* _TASK BRIEF_
Copy each line containing the word "this" from the records that follow, please.

******************************

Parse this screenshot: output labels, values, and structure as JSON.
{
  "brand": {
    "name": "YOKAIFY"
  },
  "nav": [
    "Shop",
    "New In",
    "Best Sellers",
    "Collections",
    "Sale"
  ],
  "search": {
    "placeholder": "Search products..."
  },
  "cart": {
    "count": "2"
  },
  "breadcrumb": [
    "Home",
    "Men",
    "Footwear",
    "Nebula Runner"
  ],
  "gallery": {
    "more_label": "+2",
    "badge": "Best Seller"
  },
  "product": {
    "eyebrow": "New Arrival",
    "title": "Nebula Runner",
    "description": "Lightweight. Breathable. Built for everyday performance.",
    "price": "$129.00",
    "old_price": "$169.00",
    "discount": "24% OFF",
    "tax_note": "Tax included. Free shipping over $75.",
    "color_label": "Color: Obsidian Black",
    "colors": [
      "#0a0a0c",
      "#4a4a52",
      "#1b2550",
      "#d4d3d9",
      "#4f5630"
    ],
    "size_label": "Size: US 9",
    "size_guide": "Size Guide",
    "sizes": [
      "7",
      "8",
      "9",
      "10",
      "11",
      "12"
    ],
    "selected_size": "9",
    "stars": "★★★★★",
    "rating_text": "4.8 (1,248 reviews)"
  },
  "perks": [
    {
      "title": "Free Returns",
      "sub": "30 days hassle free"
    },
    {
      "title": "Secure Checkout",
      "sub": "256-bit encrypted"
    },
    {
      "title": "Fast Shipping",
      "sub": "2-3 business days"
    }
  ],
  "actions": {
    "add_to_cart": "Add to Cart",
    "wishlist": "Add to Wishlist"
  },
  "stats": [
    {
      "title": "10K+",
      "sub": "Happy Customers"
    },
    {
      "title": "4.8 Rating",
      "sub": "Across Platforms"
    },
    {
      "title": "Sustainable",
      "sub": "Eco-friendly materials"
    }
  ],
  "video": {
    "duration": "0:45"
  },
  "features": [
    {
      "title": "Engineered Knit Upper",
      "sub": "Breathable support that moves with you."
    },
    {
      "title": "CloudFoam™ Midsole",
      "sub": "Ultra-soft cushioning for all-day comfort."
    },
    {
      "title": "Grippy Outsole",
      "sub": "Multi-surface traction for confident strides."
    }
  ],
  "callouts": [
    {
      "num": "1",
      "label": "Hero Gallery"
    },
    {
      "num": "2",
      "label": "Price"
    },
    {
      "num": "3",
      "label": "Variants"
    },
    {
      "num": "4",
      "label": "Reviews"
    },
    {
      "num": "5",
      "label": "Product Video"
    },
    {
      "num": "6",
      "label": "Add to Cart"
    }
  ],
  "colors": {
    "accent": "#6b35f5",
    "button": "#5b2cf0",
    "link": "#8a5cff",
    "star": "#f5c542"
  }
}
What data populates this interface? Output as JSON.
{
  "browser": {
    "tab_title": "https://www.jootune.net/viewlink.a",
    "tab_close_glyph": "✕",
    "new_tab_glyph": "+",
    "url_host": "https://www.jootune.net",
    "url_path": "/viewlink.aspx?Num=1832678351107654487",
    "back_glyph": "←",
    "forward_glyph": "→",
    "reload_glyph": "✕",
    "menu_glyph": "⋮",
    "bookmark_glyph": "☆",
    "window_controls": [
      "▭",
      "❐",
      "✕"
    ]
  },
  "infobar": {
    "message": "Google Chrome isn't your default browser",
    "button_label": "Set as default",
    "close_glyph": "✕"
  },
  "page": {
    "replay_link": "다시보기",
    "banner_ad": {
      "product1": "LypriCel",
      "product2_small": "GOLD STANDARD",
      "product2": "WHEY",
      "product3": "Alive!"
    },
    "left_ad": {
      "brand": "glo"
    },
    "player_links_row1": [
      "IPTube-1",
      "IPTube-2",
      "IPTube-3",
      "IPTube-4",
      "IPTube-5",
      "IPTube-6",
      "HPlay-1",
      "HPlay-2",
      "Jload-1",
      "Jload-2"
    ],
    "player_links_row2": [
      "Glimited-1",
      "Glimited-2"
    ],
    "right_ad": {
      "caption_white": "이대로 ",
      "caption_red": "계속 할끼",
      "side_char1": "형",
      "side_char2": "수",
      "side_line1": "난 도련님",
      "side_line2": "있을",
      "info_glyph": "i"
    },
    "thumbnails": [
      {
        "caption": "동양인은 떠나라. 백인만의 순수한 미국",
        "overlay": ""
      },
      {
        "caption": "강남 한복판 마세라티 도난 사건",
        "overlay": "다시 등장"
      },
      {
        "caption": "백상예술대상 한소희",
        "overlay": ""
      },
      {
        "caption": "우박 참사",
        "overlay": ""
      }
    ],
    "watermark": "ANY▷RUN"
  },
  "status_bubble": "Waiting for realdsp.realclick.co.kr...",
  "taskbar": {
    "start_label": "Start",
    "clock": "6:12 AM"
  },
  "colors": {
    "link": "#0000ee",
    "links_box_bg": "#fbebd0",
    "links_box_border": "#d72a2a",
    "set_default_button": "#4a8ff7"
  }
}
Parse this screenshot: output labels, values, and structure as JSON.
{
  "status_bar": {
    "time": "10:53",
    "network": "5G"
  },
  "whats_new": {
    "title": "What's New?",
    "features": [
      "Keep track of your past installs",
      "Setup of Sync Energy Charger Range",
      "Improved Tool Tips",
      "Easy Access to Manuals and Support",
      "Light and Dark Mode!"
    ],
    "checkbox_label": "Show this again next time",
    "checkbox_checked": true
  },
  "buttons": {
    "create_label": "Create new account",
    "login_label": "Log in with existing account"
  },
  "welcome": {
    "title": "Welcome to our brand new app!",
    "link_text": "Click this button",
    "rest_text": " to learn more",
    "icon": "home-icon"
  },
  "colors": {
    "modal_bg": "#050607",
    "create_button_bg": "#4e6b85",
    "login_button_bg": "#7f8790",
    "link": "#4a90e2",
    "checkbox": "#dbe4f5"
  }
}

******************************

* _YOUR RESPONSE_
Parse this screenshot: output labels, values, and structure as JSON.
What data populates this interface? Output as JSON.
Parse this screenshot: output labels, values, and structure as JSON.
    "checkbox_label": "Show this again next time",
    "link_text": "Click this button",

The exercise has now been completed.